■ YOUR OBJECTIVE ■
Could you write out each of the records below exactly?

■ SUPPLIED DATA ■
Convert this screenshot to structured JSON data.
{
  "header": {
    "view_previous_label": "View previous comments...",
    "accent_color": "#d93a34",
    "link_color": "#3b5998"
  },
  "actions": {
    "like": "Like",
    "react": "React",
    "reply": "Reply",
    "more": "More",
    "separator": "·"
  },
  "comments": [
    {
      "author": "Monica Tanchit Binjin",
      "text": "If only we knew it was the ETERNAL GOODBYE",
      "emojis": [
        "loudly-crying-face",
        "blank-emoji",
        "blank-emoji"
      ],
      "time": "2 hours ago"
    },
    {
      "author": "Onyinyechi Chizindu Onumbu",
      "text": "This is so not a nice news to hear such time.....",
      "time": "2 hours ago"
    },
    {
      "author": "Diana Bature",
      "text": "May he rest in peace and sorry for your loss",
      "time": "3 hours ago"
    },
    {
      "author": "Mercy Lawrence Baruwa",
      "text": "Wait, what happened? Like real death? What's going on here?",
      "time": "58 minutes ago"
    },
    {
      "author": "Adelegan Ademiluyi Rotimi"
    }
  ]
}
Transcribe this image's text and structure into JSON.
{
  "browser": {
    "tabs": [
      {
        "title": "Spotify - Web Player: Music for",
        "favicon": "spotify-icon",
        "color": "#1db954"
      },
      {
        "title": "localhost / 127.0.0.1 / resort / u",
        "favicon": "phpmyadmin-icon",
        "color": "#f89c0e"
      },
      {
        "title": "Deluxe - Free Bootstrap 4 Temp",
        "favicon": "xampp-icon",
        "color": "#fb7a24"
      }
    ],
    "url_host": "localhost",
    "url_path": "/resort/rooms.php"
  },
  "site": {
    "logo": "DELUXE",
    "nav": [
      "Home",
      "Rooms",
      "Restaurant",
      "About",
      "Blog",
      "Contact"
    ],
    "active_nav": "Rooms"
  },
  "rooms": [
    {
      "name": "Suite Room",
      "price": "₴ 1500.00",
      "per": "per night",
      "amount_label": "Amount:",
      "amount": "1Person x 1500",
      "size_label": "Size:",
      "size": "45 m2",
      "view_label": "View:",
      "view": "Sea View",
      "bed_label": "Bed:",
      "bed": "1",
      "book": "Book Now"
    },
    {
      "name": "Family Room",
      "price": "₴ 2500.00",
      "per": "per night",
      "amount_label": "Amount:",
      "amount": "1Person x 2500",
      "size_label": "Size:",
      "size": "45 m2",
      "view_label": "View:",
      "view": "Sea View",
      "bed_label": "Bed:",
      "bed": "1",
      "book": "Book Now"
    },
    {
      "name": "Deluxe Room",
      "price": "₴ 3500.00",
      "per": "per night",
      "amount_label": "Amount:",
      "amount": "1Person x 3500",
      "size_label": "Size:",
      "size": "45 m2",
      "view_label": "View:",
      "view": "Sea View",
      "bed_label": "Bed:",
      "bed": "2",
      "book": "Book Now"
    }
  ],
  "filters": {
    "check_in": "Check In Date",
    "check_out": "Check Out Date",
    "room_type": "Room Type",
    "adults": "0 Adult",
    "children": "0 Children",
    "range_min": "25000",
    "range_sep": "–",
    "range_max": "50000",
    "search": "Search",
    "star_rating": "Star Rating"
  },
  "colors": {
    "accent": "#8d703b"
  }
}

■ SOLUTION ■
Convert this screenshot to structured JSON data.
{
  "header": {
    "view_previous_label": "View previous comments...",
    "accent_color": "#d93a34",
    "link_color": "#3b5998"
  },
  "actions": {
    "like": "Like",
    "react": "React",
    "reply": "Reply",
    "more": "More",
    "separator": "·"
  },
  "comments": [
    {
      "author": "Monica Tanchit Binjin",
      "text": "If only we knew it was the ETERNAL GOODBYE",
      "emojis": [
        "loudly-crying-face",
        "blank-emoji",
        "blank-emoji"
      ],
      "time": "2 hours ago"
    },
    {
      "author": "Onyinyechi Chizindu Onumbu",
      "text": "This is so not a nice news to hear such time.....",
      "time": "2 hours ago"
    },
    {
      "author": "Diana Bature",
      "text": "May he rest in peace and sorry for your loss",
      "time": "3 hours ago"
    },
    {
      "author": "Mercy Lawrence Baruwa",
      "text": "Wait, what happened? Like real death? What's going on here?",
      "time": "58 minutes ago"
    },
    {
      "author": "Adelegan Ademiluyi Rotimi"
    }
  ]
}
Transcribe this image's text and structure into JSON.
{
  "browser": {
    "tabs": [
      {
        "title": "Spotify - Web Player: Music for",
        "favicon": "spotify-icon",
        "color": "#1db954"
      },
      {
        "title": "localhost / 127.0.0.1 / resort / u",
        "favicon": "phpmyadmin-icon",
        "color": "#f89c0e"
      },
      {
        "title": "Deluxe - Free Bootstrap 4 Temp",
        "favicon": "xampp-icon",
        "color": "#fb7a24"
      }
    ],
    "url_host": "localhost",
    "url_path": "/resort/rooms.php"
  },
  "site": {
    "logo": "DELUXE",
    "nav": [
      "Home",
      "Rooms",
      "Restaurant",
      "About",
      "Blog",
      "Contact"
    ],
    "active_nav": "Rooms"
  },
  "rooms": [
    {
      "name": "Suite Room",
      "price": "₴ 1500.00",
      "per": "per night",
      "amount_label": "Amount:",
      "amount": "1Person x 1500",
      "size_label": "Size:",
      "size": "45 m2",
      "view_label": "View:",
      "view": "Sea View",
      "bed_label": "Bed:",
      "bed": "1",
      "book": "Book Now"
    },
    {
      "name": "Family Room",
      "price": "₴ 2500.00",
      "per": "per night",
      "amount_label": "Amount:",
      "amount": "1Person x 2500",
      "size_label": "Size:",
      "size": "45 m2",
      "view_label": "View:",
      "view": "Sea View",
      "bed_label": "Bed:",
      "bed": "1",
      "book": "Book Now"
    },
    {
      "name": "Deluxe Room",
      "price": "₴ 3500.00",
      "per": "per night",
      "amount_label": "Amount:",
      "amount": "1Person x 3500",
      "size_label": "Size:",
      "size": "45 m2",
      "view_label": "View:",
      "view": "Sea View",
      "bed_label": "Bed:",
      "bed": "2",
      "book": "Book Now"
    }
  ],
  "filters": {
    "check_in": "Check In Date",
    "check_out": "Check Out Date",
    "room_type": "Room Type",
    "adults": "0 Adult",
    "children": "0 Children",
    "range_min": "25000",
    "range_sep": "–",
    "range_max": "50000",
    "search": "Search",
    "star_rating": "Star Rating"
  },
  "colors": {
    "accent": "#8d703b"
  }
}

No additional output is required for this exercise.